EXERCISE DESCRIPTION
The answer must consist of every line in the data below that holds the word "name".

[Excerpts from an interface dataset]
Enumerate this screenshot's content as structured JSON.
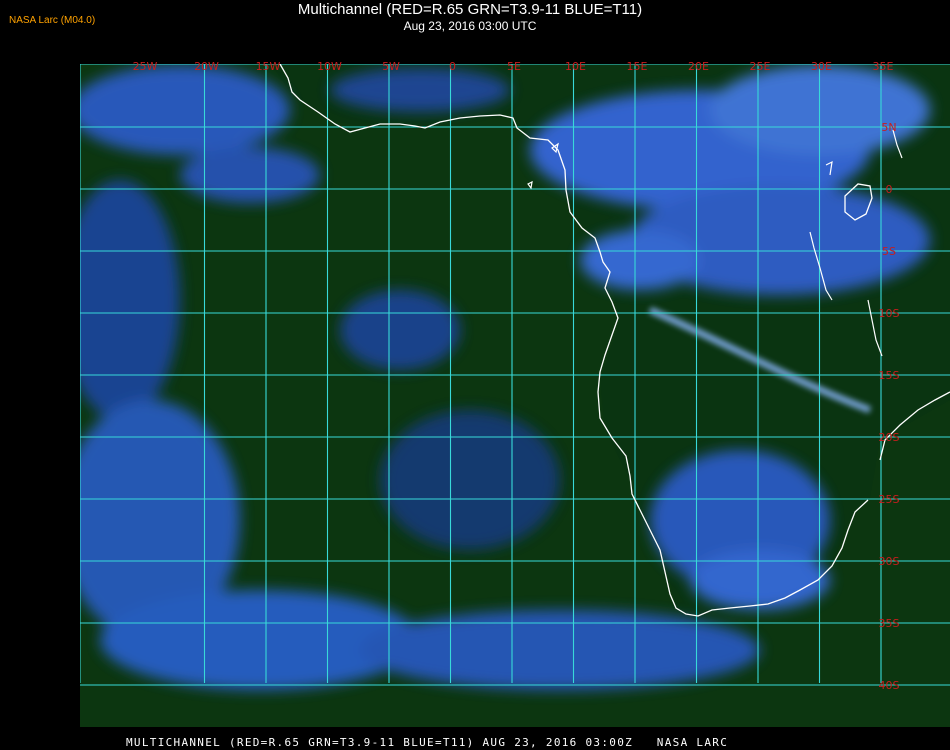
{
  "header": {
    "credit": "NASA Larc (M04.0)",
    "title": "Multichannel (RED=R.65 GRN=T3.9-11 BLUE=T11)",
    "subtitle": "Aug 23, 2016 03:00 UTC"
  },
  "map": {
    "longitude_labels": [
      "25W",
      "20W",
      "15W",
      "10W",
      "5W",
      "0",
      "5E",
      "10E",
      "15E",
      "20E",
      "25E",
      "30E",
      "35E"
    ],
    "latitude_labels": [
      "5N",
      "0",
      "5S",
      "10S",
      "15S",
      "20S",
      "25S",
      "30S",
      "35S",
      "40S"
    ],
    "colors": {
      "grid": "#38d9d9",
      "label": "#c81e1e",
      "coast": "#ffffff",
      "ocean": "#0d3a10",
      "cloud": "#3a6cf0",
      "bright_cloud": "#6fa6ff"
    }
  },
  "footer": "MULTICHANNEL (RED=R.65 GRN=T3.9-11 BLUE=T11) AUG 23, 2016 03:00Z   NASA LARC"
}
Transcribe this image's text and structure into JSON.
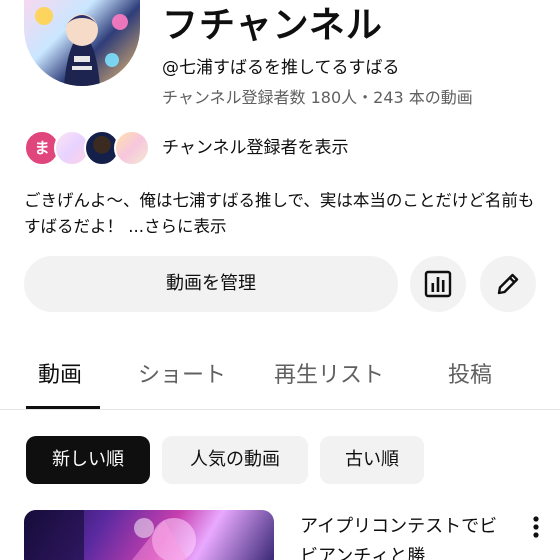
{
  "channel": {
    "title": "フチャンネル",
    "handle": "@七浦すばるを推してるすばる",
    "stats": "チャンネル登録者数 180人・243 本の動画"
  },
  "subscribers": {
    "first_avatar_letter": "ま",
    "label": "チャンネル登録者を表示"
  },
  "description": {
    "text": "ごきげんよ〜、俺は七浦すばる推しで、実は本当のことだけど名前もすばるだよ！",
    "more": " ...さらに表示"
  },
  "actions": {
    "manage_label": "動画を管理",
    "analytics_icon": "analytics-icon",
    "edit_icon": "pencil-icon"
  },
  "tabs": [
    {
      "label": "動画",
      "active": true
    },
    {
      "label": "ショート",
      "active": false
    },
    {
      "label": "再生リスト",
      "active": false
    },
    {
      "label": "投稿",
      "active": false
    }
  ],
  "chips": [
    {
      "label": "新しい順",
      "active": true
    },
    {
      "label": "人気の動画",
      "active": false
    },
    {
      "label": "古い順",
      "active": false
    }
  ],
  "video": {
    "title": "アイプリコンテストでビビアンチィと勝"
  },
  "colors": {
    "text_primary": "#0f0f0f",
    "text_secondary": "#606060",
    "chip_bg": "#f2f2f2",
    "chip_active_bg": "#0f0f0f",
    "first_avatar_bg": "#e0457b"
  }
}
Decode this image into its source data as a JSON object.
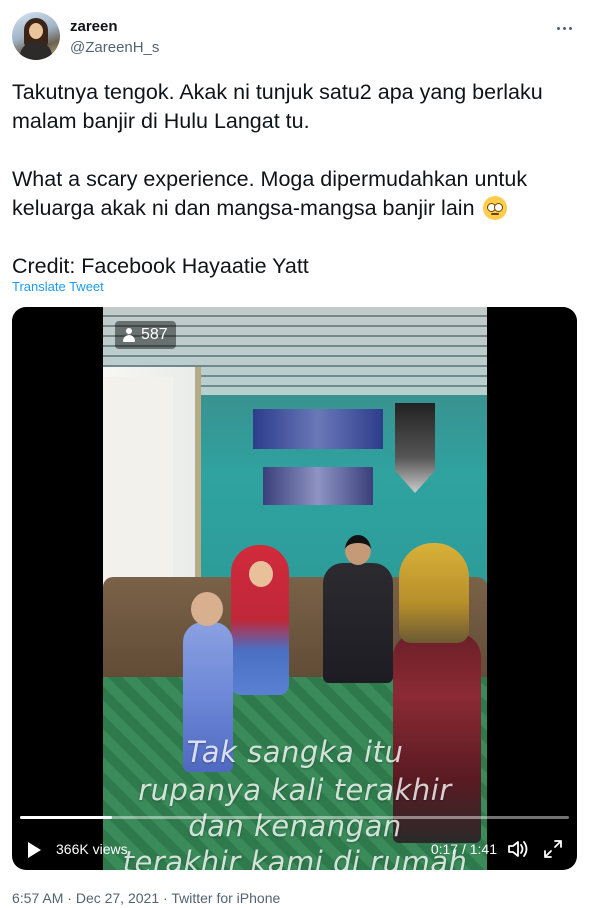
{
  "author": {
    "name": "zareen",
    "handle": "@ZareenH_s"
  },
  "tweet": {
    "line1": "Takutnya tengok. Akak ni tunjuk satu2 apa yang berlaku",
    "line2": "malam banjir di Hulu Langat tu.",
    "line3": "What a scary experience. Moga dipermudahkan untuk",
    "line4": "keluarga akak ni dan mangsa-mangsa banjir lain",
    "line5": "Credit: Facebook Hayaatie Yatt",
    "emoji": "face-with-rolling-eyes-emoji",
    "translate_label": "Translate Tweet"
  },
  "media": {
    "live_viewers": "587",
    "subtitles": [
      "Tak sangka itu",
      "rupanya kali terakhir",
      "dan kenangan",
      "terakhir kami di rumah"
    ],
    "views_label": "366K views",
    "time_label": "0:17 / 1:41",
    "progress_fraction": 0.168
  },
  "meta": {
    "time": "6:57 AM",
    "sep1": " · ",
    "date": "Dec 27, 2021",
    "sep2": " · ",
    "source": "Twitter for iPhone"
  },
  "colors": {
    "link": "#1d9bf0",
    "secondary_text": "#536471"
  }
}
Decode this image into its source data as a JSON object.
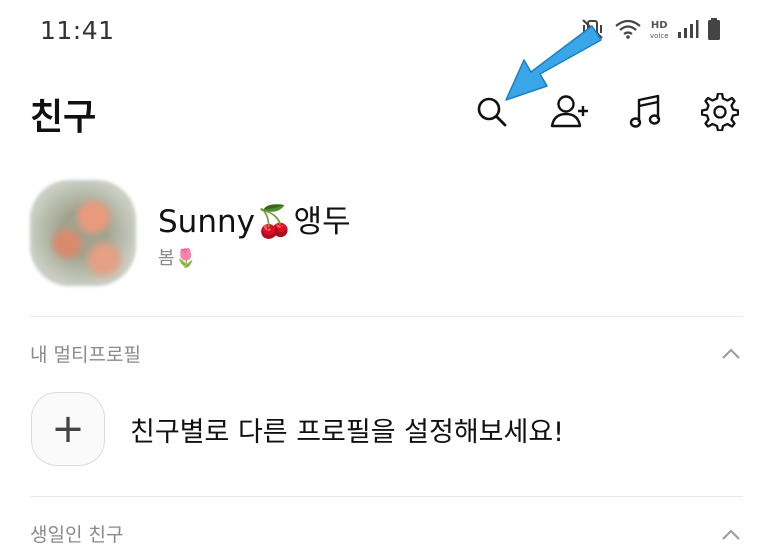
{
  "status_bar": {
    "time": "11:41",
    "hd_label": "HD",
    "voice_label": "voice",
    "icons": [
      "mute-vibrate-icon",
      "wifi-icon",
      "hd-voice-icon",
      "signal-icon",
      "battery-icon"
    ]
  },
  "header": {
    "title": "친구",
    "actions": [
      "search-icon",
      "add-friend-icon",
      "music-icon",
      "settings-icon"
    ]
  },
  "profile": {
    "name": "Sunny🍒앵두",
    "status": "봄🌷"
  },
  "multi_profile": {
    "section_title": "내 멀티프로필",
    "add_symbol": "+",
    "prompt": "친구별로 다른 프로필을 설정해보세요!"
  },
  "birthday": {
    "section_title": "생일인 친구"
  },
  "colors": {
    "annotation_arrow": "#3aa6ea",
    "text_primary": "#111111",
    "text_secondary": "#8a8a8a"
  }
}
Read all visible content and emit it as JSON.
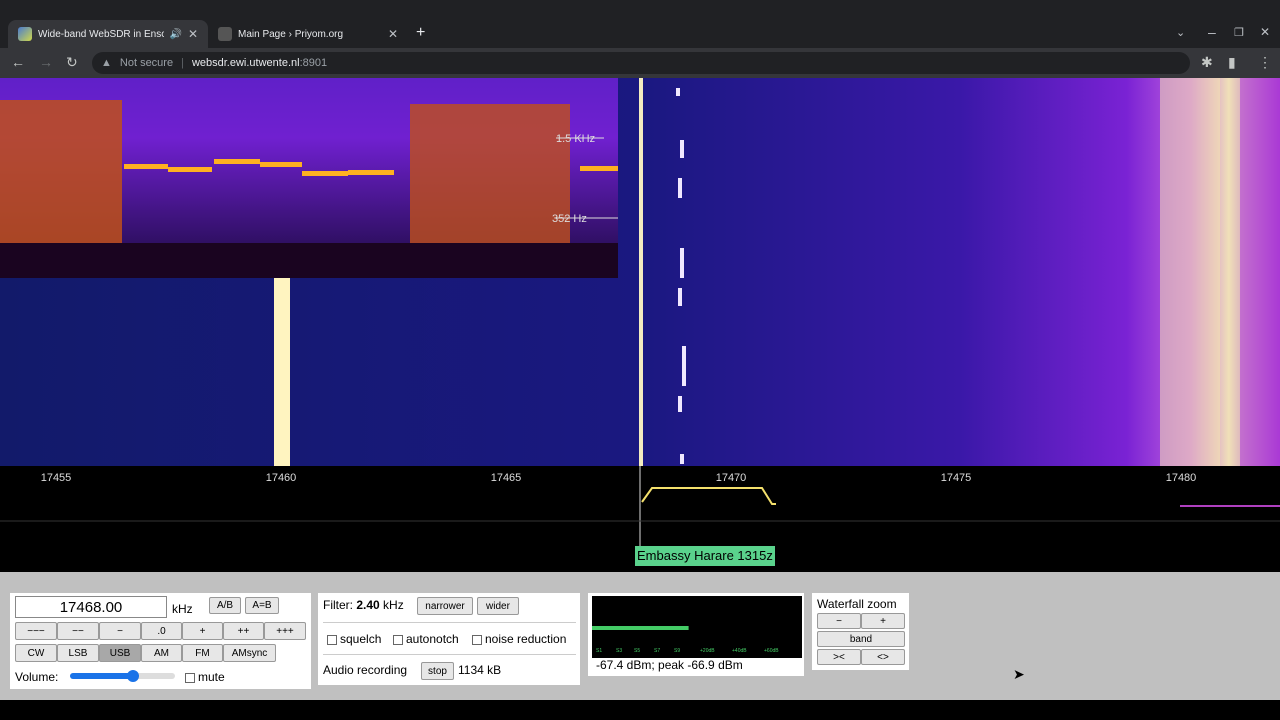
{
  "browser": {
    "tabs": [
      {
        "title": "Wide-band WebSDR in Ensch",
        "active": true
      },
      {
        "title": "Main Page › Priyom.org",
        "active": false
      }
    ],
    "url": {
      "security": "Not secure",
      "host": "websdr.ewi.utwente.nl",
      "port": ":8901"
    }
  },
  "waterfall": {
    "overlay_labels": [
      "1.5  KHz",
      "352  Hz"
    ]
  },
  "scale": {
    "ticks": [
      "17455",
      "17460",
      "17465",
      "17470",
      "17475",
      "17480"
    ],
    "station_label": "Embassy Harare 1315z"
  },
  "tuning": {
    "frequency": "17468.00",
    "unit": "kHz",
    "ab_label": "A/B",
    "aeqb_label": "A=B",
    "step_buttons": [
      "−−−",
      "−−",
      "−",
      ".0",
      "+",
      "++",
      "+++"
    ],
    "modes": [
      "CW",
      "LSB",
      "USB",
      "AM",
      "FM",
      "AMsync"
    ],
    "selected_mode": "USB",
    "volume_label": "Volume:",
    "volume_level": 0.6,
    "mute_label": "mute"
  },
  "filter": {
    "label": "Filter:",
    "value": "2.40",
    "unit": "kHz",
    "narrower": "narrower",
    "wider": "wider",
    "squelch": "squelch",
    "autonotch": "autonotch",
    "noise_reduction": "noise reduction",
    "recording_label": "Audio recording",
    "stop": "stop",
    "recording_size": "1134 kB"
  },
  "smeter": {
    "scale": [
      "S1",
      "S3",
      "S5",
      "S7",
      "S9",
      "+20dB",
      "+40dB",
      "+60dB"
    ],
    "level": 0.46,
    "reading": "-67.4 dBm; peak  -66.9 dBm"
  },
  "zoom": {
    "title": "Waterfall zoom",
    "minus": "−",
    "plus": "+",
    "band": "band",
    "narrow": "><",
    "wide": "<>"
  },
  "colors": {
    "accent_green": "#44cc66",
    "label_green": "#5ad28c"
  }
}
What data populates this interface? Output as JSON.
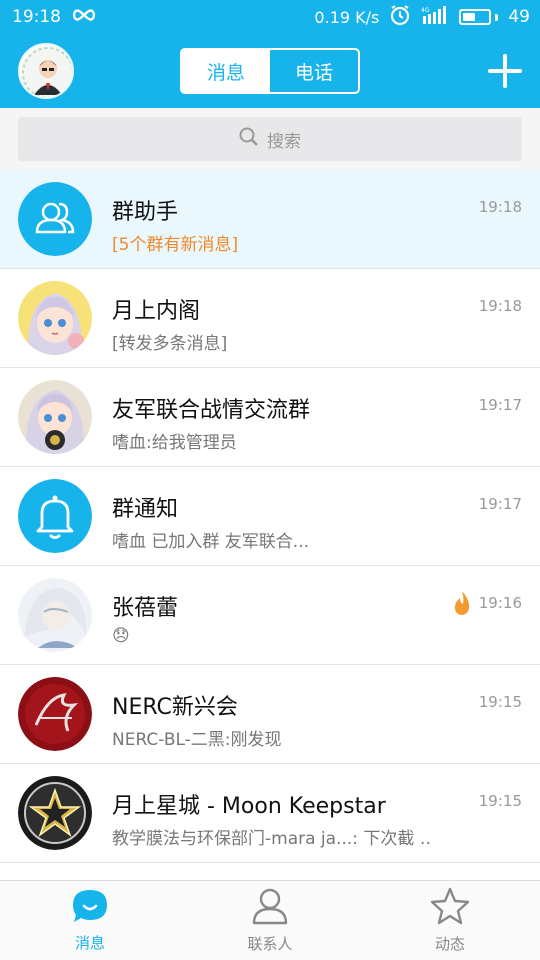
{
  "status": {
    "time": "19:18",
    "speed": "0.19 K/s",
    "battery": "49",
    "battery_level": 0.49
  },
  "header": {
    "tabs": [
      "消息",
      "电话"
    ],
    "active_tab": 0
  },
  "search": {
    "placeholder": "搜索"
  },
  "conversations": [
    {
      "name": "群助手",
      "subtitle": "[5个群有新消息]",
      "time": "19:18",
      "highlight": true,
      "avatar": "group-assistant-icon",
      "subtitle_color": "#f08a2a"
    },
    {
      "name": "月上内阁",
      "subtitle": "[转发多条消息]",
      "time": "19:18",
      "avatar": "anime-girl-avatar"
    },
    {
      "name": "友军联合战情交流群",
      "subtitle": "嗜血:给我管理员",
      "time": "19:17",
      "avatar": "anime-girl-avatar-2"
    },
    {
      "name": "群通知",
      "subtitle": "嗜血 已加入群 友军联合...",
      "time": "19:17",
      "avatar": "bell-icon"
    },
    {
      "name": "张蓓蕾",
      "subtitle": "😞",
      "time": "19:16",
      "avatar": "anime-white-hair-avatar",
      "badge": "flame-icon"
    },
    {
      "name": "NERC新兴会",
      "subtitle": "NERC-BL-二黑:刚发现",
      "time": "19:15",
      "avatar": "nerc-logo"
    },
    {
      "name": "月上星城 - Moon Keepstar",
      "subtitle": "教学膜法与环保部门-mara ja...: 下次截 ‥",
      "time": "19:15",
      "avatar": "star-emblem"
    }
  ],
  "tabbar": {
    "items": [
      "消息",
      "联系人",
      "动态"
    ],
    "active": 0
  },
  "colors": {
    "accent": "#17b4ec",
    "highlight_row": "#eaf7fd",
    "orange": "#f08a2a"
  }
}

WRITTEN SOLUTION
    "name": "zareen",
    "name": "Sunny🍒앵두",
      "name": "群助手",
      "name": "月上内阁",
      "name": "友军联合战情交流群",
      "name": "群通知",
      "name": "张蓓蕾",
      "name": "NERC新兴会",
      "name": "月上星城 - Moon Keepstar",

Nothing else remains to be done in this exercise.